The action on January 11 was organized by Witness Against Torture, a group that formed in 2005 when 25 people walked from Cuba to the US detention facilities to protest conditions there. January 11, 2008 marked six years since the opening of US detention facilities at Guantánamo Bay. The Supreme Court demonstrators were joined by protestors in London, Sydney, Edinburgh, Istanbul, Barcelona, and elsewhere.
Retired Admiral John D. Hutson, the former judge advocate general of the Navy, said of the Supreme Court demonstrators, "In the military, there is the concept of 'calling in artillery onto your own position.' It refers to heroic action taken in desperate situations for a greater good. That's essentially what these courageous Americans are doing They accept that there may be an adverse consequence to them personally but they believe drawing attention to the issue is worth the sacrifice."
The sentences varied from suspended sentences of between 5 and thirty days, along with a year of probation and an order to stay away from the Supreme Court, and a $50 fine, up to ten days in jail, a $50 fine, and a stay away order.
Eve Tetaz of Washington DC said during her sentencing statement, "My faith translates into advocating nonviolent resistance to all forms of injustice as the sole means of achieving justice and equity for all. We must look for common ground in dealing with our enemies, solve differences without resorting to armed conflict, and replace the desire for revenge with forgiveness and reconciliation. In closing, I would like to invite you and every who is present in this court room to join the defendants in this trial in our refusal to remain silent in the face of injustice. Let us together turn our swords into plowshares so that nations may learn war no more."
Witness Against Torture will continue its efforts to have the
detention facilities at Guantánamo shut down and torture
by United States ended.
For More Information:

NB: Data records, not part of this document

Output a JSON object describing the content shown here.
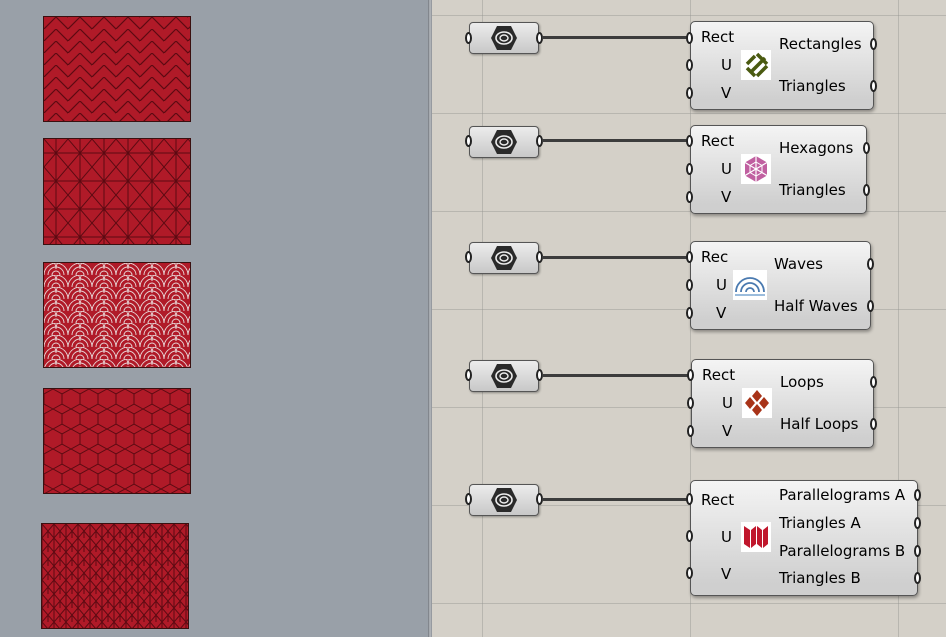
{
  "viewport": {
    "tiles": [
      {
        "pattern": "herringbone-icon"
      },
      {
        "pattern": "asanoha-star-icon"
      },
      {
        "pattern": "seigaiha-waves-icon"
      },
      {
        "pattern": "hexagon-grid-icon"
      },
      {
        "pattern": "knit-loops-icon"
      }
    ],
    "colors": {
      "tile_fill": "#b01a28",
      "tile_line": "#6a0a12",
      "background": "#99a0a8"
    }
  },
  "canvas": {
    "components": [
      {
        "inputs": [
          "Rect",
          "U",
          "V"
        ],
        "outputs": [
          "Rectangles",
          "Triangles"
        ],
        "icon": "rectangles-pattern-icon"
      },
      {
        "inputs": [
          "Rect",
          "U",
          "V"
        ],
        "outputs": [
          "Hexagons",
          "Triangles"
        ],
        "icon": "hexagons-pattern-icon"
      },
      {
        "inputs": [
          "Rec",
          "U",
          "V"
        ],
        "outputs": [
          "Waves",
          "Half Waves"
        ],
        "icon": "waves-pattern-icon"
      },
      {
        "inputs": [
          "Rect",
          "U",
          "V"
        ],
        "outputs": [
          "Loops",
          "Half Loops"
        ],
        "icon": "loops-pattern-icon"
      },
      {
        "inputs": [
          "Rect",
          "U",
          "V"
        ],
        "outputs": [
          "Parallelograms A",
          "Triangles A",
          "Parallelograms B",
          "Triangles B"
        ],
        "icon": "parallelograms-pattern-icon"
      }
    ],
    "colors": {
      "background": "#d4d0c8",
      "wire": "#3c3c3c"
    }
  }
}
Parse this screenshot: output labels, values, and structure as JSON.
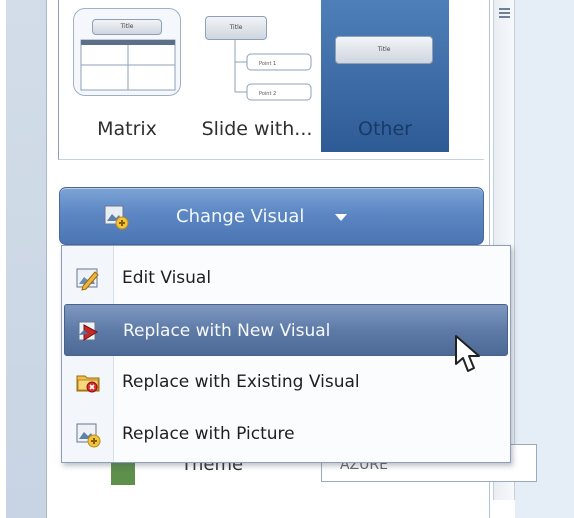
{
  "gallery": {
    "tiles": [
      {
        "label": "Matrix",
        "mini_title": "Title",
        "selected": false
      },
      {
        "label": "Slide with...",
        "mini_title": "Title",
        "mini_items": [
          "Point 1",
          "Point 2"
        ],
        "selected": false
      },
      {
        "label": "Other",
        "mini_title": "Title",
        "selected": true
      }
    ]
  },
  "change_visual": {
    "label": "Change Visual",
    "icon": "change-visual-icon"
  },
  "dropdown": {
    "items": [
      {
        "label": "Edit Visual",
        "icon": "edit-visual-icon",
        "selected": false
      },
      {
        "label": "Replace with New Visual",
        "icon": "new-visual-icon",
        "selected": true
      },
      {
        "label": "Replace with Existing Visual",
        "icon": "existing-visual-icon",
        "selected": false
      },
      {
        "label": "Replace with Picture",
        "icon": "picture-icon",
        "selected": false
      }
    ]
  },
  "theme": {
    "label": "Theme",
    "value": "AZURE"
  },
  "colors": {
    "accent": "#4b76b4",
    "menu_highlight": "#5e7ba8",
    "panel_border": "#a9b8cc"
  }
}
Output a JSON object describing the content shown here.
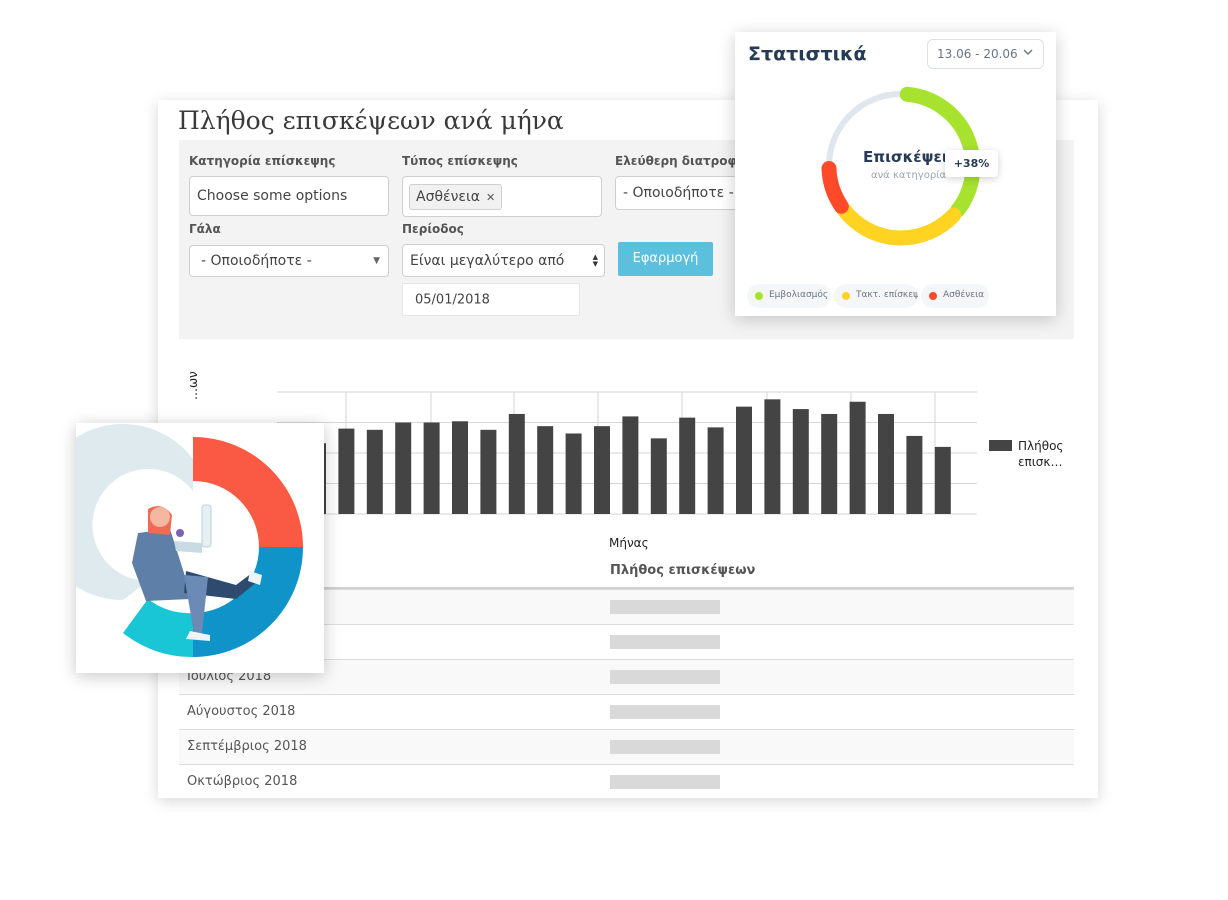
{
  "report": {
    "title": "Πλήθος επισκέψεων ανά μήνα",
    "filters": {
      "visit_category": {
        "label": "Κατηγορία επίσκεψης",
        "placeholder": "Choose some options"
      },
      "visit_type": {
        "label": "Τύπος επίσκεψης",
        "tag": "Ασθένεια",
        "remove_glyph": "✕"
      },
      "free_diet": {
        "label": "Ελεύθερη διατροφή",
        "value": "- Οποιοδήποτε -"
      },
      "milk": {
        "label": "Γάλα",
        "value": "- Οποιοδήποτε -"
      },
      "period": {
        "label": "Περίοδος",
        "operator": "Είναι μεγαλύτερο από",
        "date": "05/01/2018"
      },
      "apply_label": "Εφαρμογή"
    },
    "table": {
      "col_month": "Μήνας",
      "col_visits": "Πλήθος επισκέψεων",
      "rows": [
        {
          "month": ""
        },
        {
          "month": ""
        },
        {
          "month": "Ιούλιος 2018"
        },
        {
          "month": "Αύγουστος 2018"
        },
        {
          "month": "Σεπτέμβριος 2018"
        },
        {
          "month": "Οκτώβριος 2018"
        }
      ]
    }
  },
  "chart_data": {
    "type": "bar",
    "title": "",
    "xlabel": "",
    "ylabel": "…ων",
    "legend": "Πλήθος επισκ…",
    "series": [
      {
        "name": "Πλήθος επισκ…",
        "color": "#444444",
        "values": [
          58,
          70,
          69,
          75,
          75,
          76,
          69,
          82,
          72,
          66,
          72,
          80,
          62,
          79,
          71,
          88,
          94,
          86,
          82,
          92,
          82,
          64,
          55
        ]
      }
    ],
    "ylim": [
      0,
      100
    ],
    "grid": true,
    "legend_position": "right"
  },
  "stats_widget": {
    "title": "Στατιστικά",
    "date_range": "13.06 - 20.06",
    "center_label": "Επισκέψεις",
    "center_sublabel": "ανά κατηγορία",
    "change_badge": "+38%",
    "legend": [
      {
        "label": "Εμβολιασμός",
        "color": "#a6e22e"
      },
      {
        "label": "Τακτ. επίσκεψη",
        "color": "#ffd321"
      },
      {
        "label": "Ασθένεια",
        "color": "#ff4a2a"
      }
    ]
  }
}
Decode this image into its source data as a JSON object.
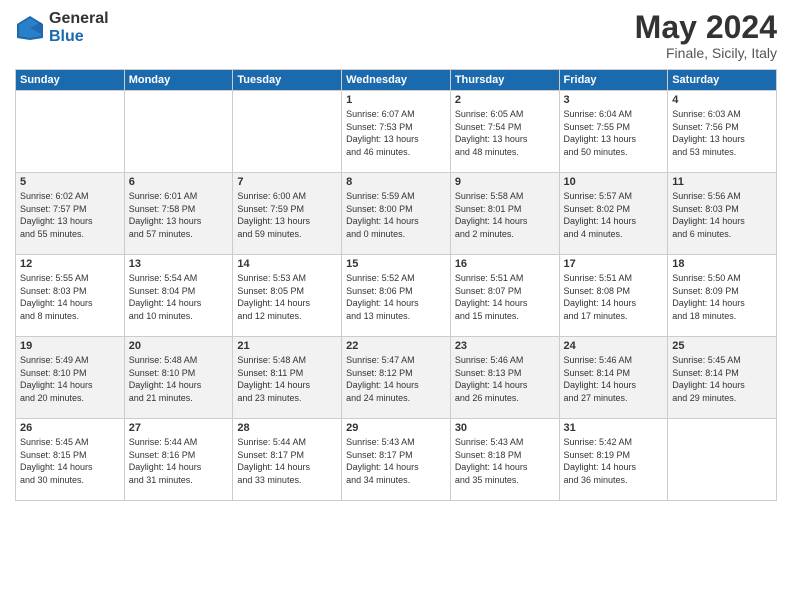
{
  "header": {
    "logo_general": "General",
    "logo_blue": "Blue",
    "title": "May 2024",
    "subtitle": "Finale, Sicily, Italy"
  },
  "weekdays": [
    "Sunday",
    "Monday",
    "Tuesday",
    "Wednesday",
    "Thursday",
    "Friday",
    "Saturday"
  ],
  "rows": [
    [
      {
        "num": "",
        "info": ""
      },
      {
        "num": "",
        "info": ""
      },
      {
        "num": "",
        "info": ""
      },
      {
        "num": "1",
        "info": "Sunrise: 6:07 AM\nSunset: 7:53 PM\nDaylight: 13 hours\nand 46 minutes."
      },
      {
        "num": "2",
        "info": "Sunrise: 6:05 AM\nSunset: 7:54 PM\nDaylight: 13 hours\nand 48 minutes."
      },
      {
        "num": "3",
        "info": "Sunrise: 6:04 AM\nSunset: 7:55 PM\nDaylight: 13 hours\nand 50 minutes."
      },
      {
        "num": "4",
        "info": "Sunrise: 6:03 AM\nSunset: 7:56 PM\nDaylight: 13 hours\nand 53 minutes."
      }
    ],
    [
      {
        "num": "5",
        "info": "Sunrise: 6:02 AM\nSunset: 7:57 PM\nDaylight: 13 hours\nand 55 minutes."
      },
      {
        "num": "6",
        "info": "Sunrise: 6:01 AM\nSunset: 7:58 PM\nDaylight: 13 hours\nand 57 minutes."
      },
      {
        "num": "7",
        "info": "Sunrise: 6:00 AM\nSunset: 7:59 PM\nDaylight: 13 hours\nand 59 minutes."
      },
      {
        "num": "8",
        "info": "Sunrise: 5:59 AM\nSunset: 8:00 PM\nDaylight: 14 hours\nand 0 minutes."
      },
      {
        "num": "9",
        "info": "Sunrise: 5:58 AM\nSunset: 8:01 PM\nDaylight: 14 hours\nand 2 minutes."
      },
      {
        "num": "10",
        "info": "Sunrise: 5:57 AM\nSunset: 8:02 PM\nDaylight: 14 hours\nand 4 minutes."
      },
      {
        "num": "11",
        "info": "Sunrise: 5:56 AM\nSunset: 8:03 PM\nDaylight: 14 hours\nand 6 minutes."
      }
    ],
    [
      {
        "num": "12",
        "info": "Sunrise: 5:55 AM\nSunset: 8:03 PM\nDaylight: 14 hours\nand 8 minutes."
      },
      {
        "num": "13",
        "info": "Sunrise: 5:54 AM\nSunset: 8:04 PM\nDaylight: 14 hours\nand 10 minutes."
      },
      {
        "num": "14",
        "info": "Sunrise: 5:53 AM\nSunset: 8:05 PM\nDaylight: 14 hours\nand 12 minutes."
      },
      {
        "num": "15",
        "info": "Sunrise: 5:52 AM\nSunset: 8:06 PM\nDaylight: 14 hours\nand 13 minutes."
      },
      {
        "num": "16",
        "info": "Sunrise: 5:51 AM\nSunset: 8:07 PM\nDaylight: 14 hours\nand 15 minutes."
      },
      {
        "num": "17",
        "info": "Sunrise: 5:51 AM\nSunset: 8:08 PM\nDaylight: 14 hours\nand 17 minutes."
      },
      {
        "num": "18",
        "info": "Sunrise: 5:50 AM\nSunset: 8:09 PM\nDaylight: 14 hours\nand 18 minutes."
      }
    ],
    [
      {
        "num": "19",
        "info": "Sunrise: 5:49 AM\nSunset: 8:10 PM\nDaylight: 14 hours\nand 20 minutes."
      },
      {
        "num": "20",
        "info": "Sunrise: 5:48 AM\nSunset: 8:10 PM\nDaylight: 14 hours\nand 21 minutes."
      },
      {
        "num": "21",
        "info": "Sunrise: 5:48 AM\nSunset: 8:11 PM\nDaylight: 14 hours\nand 23 minutes."
      },
      {
        "num": "22",
        "info": "Sunrise: 5:47 AM\nSunset: 8:12 PM\nDaylight: 14 hours\nand 24 minutes."
      },
      {
        "num": "23",
        "info": "Sunrise: 5:46 AM\nSunset: 8:13 PM\nDaylight: 14 hours\nand 26 minutes."
      },
      {
        "num": "24",
        "info": "Sunrise: 5:46 AM\nSunset: 8:14 PM\nDaylight: 14 hours\nand 27 minutes."
      },
      {
        "num": "25",
        "info": "Sunrise: 5:45 AM\nSunset: 8:14 PM\nDaylight: 14 hours\nand 29 minutes."
      }
    ],
    [
      {
        "num": "26",
        "info": "Sunrise: 5:45 AM\nSunset: 8:15 PM\nDaylight: 14 hours\nand 30 minutes."
      },
      {
        "num": "27",
        "info": "Sunrise: 5:44 AM\nSunset: 8:16 PM\nDaylight: 14 hours\nand 31 minutes."
      },
      {
        "num": "28",
        "info": "Sunrise: 5:44 AM\nSunset: 8:17 PM\nDaylight: 14 hours\nand 33 minutes."
      },
      {
        "num": "29",
        "info": "Sunrise: 5:43 AM\nSunset: 8:17 PM\nDaylight: 14 hours\nand 34 minutes."
      },
      {
        "num": "30",
        "info": "Sunrise: 5:43 AM\nSunset: 8:18 PM\nDaylight: 14 hours\nand 35 minutes."
      },
      {
        "num": "31",
        "info": "Sunrise: 5:42 AM\nSunset: 8:19 PM\nDaylight: 14 hours\nand 36 minutes."
      },
      {
        "num": "",
        "info": ""
      }
    ]
  ]
}
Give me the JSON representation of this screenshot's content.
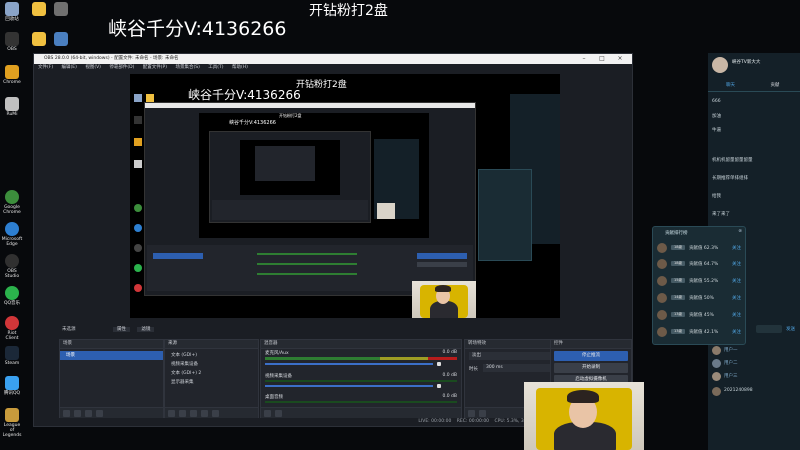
{
  "overlay": {
    "title_left": "峡谷千分V:4136266",
    "title_right": "开钻粉打2盘"
  },
  "desktop_icons": [
    {
      "label": "回收站",
      "color": "#8aa4c8"
    },
    {
      "label": "OBS",
      "color": "#202020"
    },
    {
      "label": "Chrome",
      "color": "#e0a020"
    },
    {
      "label": "RuMi",
      "color": "#c0c0c0"
    },
    {
      "label": "Google Chrome",
      "color": "#3c8e3c"
    },
    {
      "label": "Microsoft Edge",
      "color": "#2d7fd1"
    },
    {
      "label": "OBS Studio",
      "color": "#303030"
    },
    {
      "label": "QQ音乐",
      "color": "#2bb24c"
    },
    {
      "label": "Riot Client",
      "color": "#d13639"
    },
    {
      "label": "Steam",
      "color": "#1b2838"
    },
    {
      "label": "腾讯QQ",
      "color": "#3aa1f0"
    },
    {
      "label": "League of Legends",
      "color": "#c89b3c"
    }
  ],
  "obs": {
    "window_title": "OBS 28.0.0 (64-bit, windows) - 配置文件: 未命名 - 场景: 未命名",
    "menu": [
      "文件(F)",
      "编辑(E)",
      "视图(V)",
      "停靠部件(D)",
      "配置文件(P)",
      "场景集合(S)",
      "工具(T)",
      "帮助(H)"
    ],
    "source_toolbar": {
      "source_label": "未选源",
      "props_label": "属性",
      "filters_label": "滤镜"
    },
    "scenes": {
      "header": "场景",
      "items": [
        "场景"
      ]
    },
    "sources": {
      "header": "来源",
      "items": [
        "文本 (GDI+)",
        "视频采集设备",
        "文本 (GDI+) 2",
        "显示器采集"
      ]
    },
    "mixer": {
      "header": "混音器",
      "channels": [
        {
          "name": "麦克风/Aux",
          "db": "0.0 dB"
        },
        {
          "name": "视频采集设备",
          "db": "0.0 dB"
        },
        {
          "name": "桌面音频",
          "db": "0.0 dB"
        }
      ]
    },
    "transitions": {
      "header": "转场特效",
      "type": "淡出",
      "duration_label": "时长",
      "duration": "300 ms"
    },
    "controls": {
      "header": "控件",
      "buttons": [
        "停止推流",
        "开始录制",
        "启动虚拟摄像机",
        "工作室模式",
        "设置",
        "退出"
      ]
    },
    "status": {
      "live": "LIVE: 00:00:00",
      "rec": "REC: 00:00:00",
      "cpu": "CPU: 5.3%, 30.00 fps"
    }
  },
  "chat": {
    "header_name": "峡谷TV新大大",
    "tabs": [
      "聊天",
      "贡献"
    ],
    "messages": [
      {
        "user": "用户",
        "text": "666"
      },
      {
        "user": "用户",
        "text": "加油"
      },
      {
        "user": "用户",
        "text": "牛逼"
      },
      {
        "user": "用户",
        "text": "机机机留量留量留量"
      },
      {
        "user": "用户",
        "text": "长期推荐单排组排"
      },
      {
        "user": "用户",
        "text": "给我"
      },
      {
        "user": "用户",
        "text": "来了来了"
      }
    ],
    "send_label": "发送",
    "viewers": [
      {
        "name": "用户一",
        "level": "15"
      },
      {
        "name": "用户二",
        "level": "12"
      },
      {
        "name": "用户三",
        "level": "20"
      },
      {
        "name": "2021240898",
        "level": "9"
      }
    ]
  },
  "rank_panel": {
    "title": "贡献排行榜",
    "rows": [
      {
        "lv": "18级",
        "text": "贡献值 62.3%",
        "btn": "关注"
      },
      {
        "lv": "18级",
        "text": "贡献值 64.7%",
        "btn": "关注"
      },
      {
        "lv": "15级",
        "text": "贡献值 55.2%",
        "btn": "关注"
      },
      {
        "lv": "14级",
        "text": "贡献值 50%",
        "btn": "关注"
      },
      {
        "lv": "13级",
        "text": "贡献值 45%",
        "btn": "关注"
      },
      {
        "lv": "13级",
        "text": "贡献值 42.1%",
        "btn": "关注"
      }
    ]
  },
  "nested": {
    "title_left": "峡谷千分V:4136266",
    "title_right": "开钻粉打2盘"
  }
}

The Department of Justice Inspector General's report on FBI agents who objected to US torture policies and practices as war crimes, but were ignored and ordered to desist by the Department of Justice, A Review of the FBI's Involvement in and Observations of Detainee Interrogations in Guantánamo Bay, Afghanistan, and Iraq, http://www.usdoj.gov/oig/special/s0805/final.pdf
To get involved, contact Witness Against Torture, www.witnesstorture.org